Data records:
= Beginning of Section =

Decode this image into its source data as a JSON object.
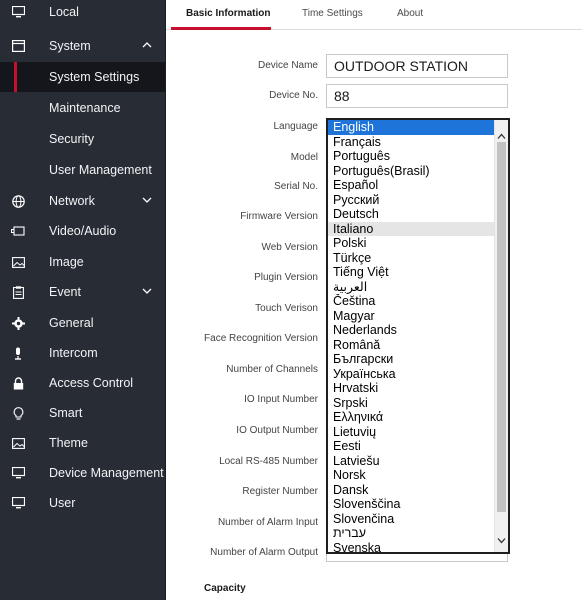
{
  "sidebar": {
    "items": [
      {
        "name": "local",
        "label": "Local",
        "icon": "monitor-icon",
        "top": 0
      },
      {
        "name": "system",
        "label": "System",
        "icon": "window-icon",
        "chevron": "up"
      },
      {
        "name": "system-settings",
        "label": "System Settings",
        "sub": true,
        "active": true
      },
      {
        "name": "maintenance",
        "label": "Maintenance",
        "sub": true
      },
      {
        "name": "security",
        "label": "Security",
        "sub": true
      },
      {
        "name": "user-management",
        "label": "User Management",
        "sub": true
      },
      {
        "name": "network",
        "label": "Network",
        "icon": "globe-icon",
        "chevron": "down"
      },
      {
        "name": "video-audio",
        "label": "Video/Audio",
        "icon": "camera-icon"
      },
      {
        "name": "image",
        "label": "Image",
        "icon": "image-icon"
      },
      {
        "name": "event",
        "label": "Event",
        "icon": "clipboard-icon",
        "chevron": "down"
      },
      {
        "name": "general",
        "label": "General",
        "icon": "gear-icon"
      },
      {
        "name": "intercom",
        "label": "Intercom",
        "icon": "microphone-icon"
      },
      {
        "name": "access-control",
        "label": "Access Control",
        "icon": "lock-icon"
      },
      {
        "name": "smart",
        "label": "Smart",
        "icon": "bulb-icon"
      },
      {
        "name": "theme",
        "label": "Theme",
        "icon": "image-icon"
      },
      {
        "name": "device-management",
        "label": "Device Management",
        "icon": "monitor-icon"
      },
      {
        "name": "user",
        "label": "User",
        "icon": "monitor-icon"
      }
    ]
  },
  "tabs": [
    {
      "label": "Basic Information",
      "active": true
    },
    {
      "label": "Time Settings",
      "active": false
    },
    {
      "label": "About",
      "active": false
    }
  ],
  "form": {
    "device_name_label": "Device Name",
    "device_name_value": "OUTDOOR STATION",
    "device_no_label": "Device No.",
    "device_no_value": "88",
    "language_label": "Language",
    "model_label": "Model",
    "serial_label": "Serial No.",
    "firmware_label": "Firmware Version",
    "web_label": "Web Version",
    "plugin_label": "Plugin Version",
    "touch_label": "Touch Verison",
    "face_label": "Face Recognition Version",
    "channels_label": "Number of Channels",
    "io_input_label": "IO Input Number",
    "io_output_label": "IO Output Number",
    "rs485_label": "Local RS-485 Number",
    "register_label": "Register Number",
    "alarm_input_label": "Number of Alarm Input",
    "alarm_output_label": "Number of Alarm Output"
  },
  "language_options": [
    "English",
    "Français",
    "Português",
    "Português(Brasil)",
    "Español",
    "Русский",
    "Deutsch",
    "Italiano",
    "Polski",
    "Türkçe",
    "Tiếng Việt",
    "العربية",
    "Čeština",
    "Magyar",
    "Nederlands",
    "Română",
    "Български",
    "Українська",
    "Hrvatski",
    "Srpski",
    "Ελληνικά",
    "Lietuvių",
    "Eesti",
    "Latviešu",
    "Norsk",
    "Dansk",
    "Slovenščina",
    "Slovenčina",
    "עברית",
    "Svenska"
  ],
  "language_selected": "English",
  "language_hovered": "Italiano",
  "capacity_title": "Capacity",
  "colors": {
    "sidebar_bg": "#282c35",
    "accent": "#c8102e",
    "selected_option": "#1e74d8"
  }
}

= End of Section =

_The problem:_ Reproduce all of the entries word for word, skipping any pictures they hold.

_Answer to this problem:_
Decode this image into its source data as a JSON object.
{
  "sidebar": {
    "items": [
      {
        "name": "local",
        "label": "Local",
        "icon": "monitor-icon",
        "top": 0
      },
      {
        "name": "system",
        "label": "System",
        "icon": "window-icon",
        "chevron": "up"
      },
      {
        "name": "system-settings",
        "label": "System Settings",
        "sub": true,
        "active": true
      },
      {
        "name": "maintenance",
        "label": "Maintenance",
        "sub": true
      },
      {
        "name": "security",
        "label": "Security",
        "sub": true
      },
      {
        "name": "user-management",
        "label": "User Management",
        "sub": true
      },
      {
        "name": "network",
        "label": "Network",
        "icon": "globe-icon",
        "chevron": "down"
      },
      {
        "name": "video-audio",
        "label": "Video/Audio",
        "icon": "camera-icon"
      },
      {
        "name": "image",
        "label": "Image",
        "icon": "image-icon"
      },
      {
        "name": "event",
        "label": "Event",
        "icon": "clipboard-icon",
        "chevron": "down"
      },
      {
        "name": "general",
        "label": "General",
        "icon": "gear-icon"
      },
      {
        "name": "intercom",
        "label": "Intercom",
        "icon": "microphone-icon"
      },
      {
        "name": "access-control",
        "label": "Access Control",
        "icon": "lock-icon"
      },
      {
        "name": "smart",
        "label": "Smart",
        "icon": "bulb-icon"
      },
      {
        "name": "theme",
        "label": "Theme",
        "icon": "image-icon"
      },
      {
        "name": "device-management",
        "label": "Device Management",
        "icon": "monitor-icon"
      },
      {
        "name": "user",
        "label": "User",
        "icon": "monitor-icon"
      }
    ]
  },
  "tabs": [
    {
      "label": "Basic Information",
      "active": true
    },
    {
      "label": "Time Settings",
      "active": false
    },
    {
      "label": "About",
      "active": false
    }
  ],
  "form": {
    "device_name_label": "Device Name",
    "device_name_value": "OUTDOOR STATION",
    "device_no_label": "Device No.",
    "device_no_value": "88",
    "language_label": "Language",
    "model_label": "Model",
    "serial_label": "Serial No.",
    "firmware_label": "Firmware Version",
    "web_label": "Web Version",
    "plugin_label": "Plugin Version",
    "touch_label": "Touch Verison",
    "face_label": "Face Recognition Version",
    "channels_label": "Number of Channels",
    "io_input_label": "IO Input Number",
    "io_output_label": "IO Output Number",
    "rs485_label": "Local RS-485 Number",
    "register_label": "Register Number",
    "alarm_input_label": "Number of Alarm Input",
    "alarm_output_label": "Number of Alarm Output"
  },
  "language_options": [
    "English",
    "Français",
    "Português",
    "Português(Brasil)",
    "Español",
    "Русский",
    "Deutsch",
    "Italiano",
    "Polski",
    "Türkçe",
    "Tiếng Việt",
    "العربية",
    "Čeština",
    "Magyar",
    "Nederlands",
    "Română",
    "Български",
    "Українська",
    "Hrvatski",
    "Srpski",
    "Ελληνικά",
    "Lietuvių",
    "Eesti",
    "Latviešu",
    "Norsk",
    "Dansk",
    "Slovenščina",
    "Slovenčina",
    "עברית",
    "Svenska"
  ],
  "language_selected": "English",
  "language_hovered": "Italiano",
  "capacity_title": "Capacity",
  "colors": {
    "sidebar_bg": "#282c35",
    "accent": "#c8102e",
    "selected_option": "#1e74d8"
  }
}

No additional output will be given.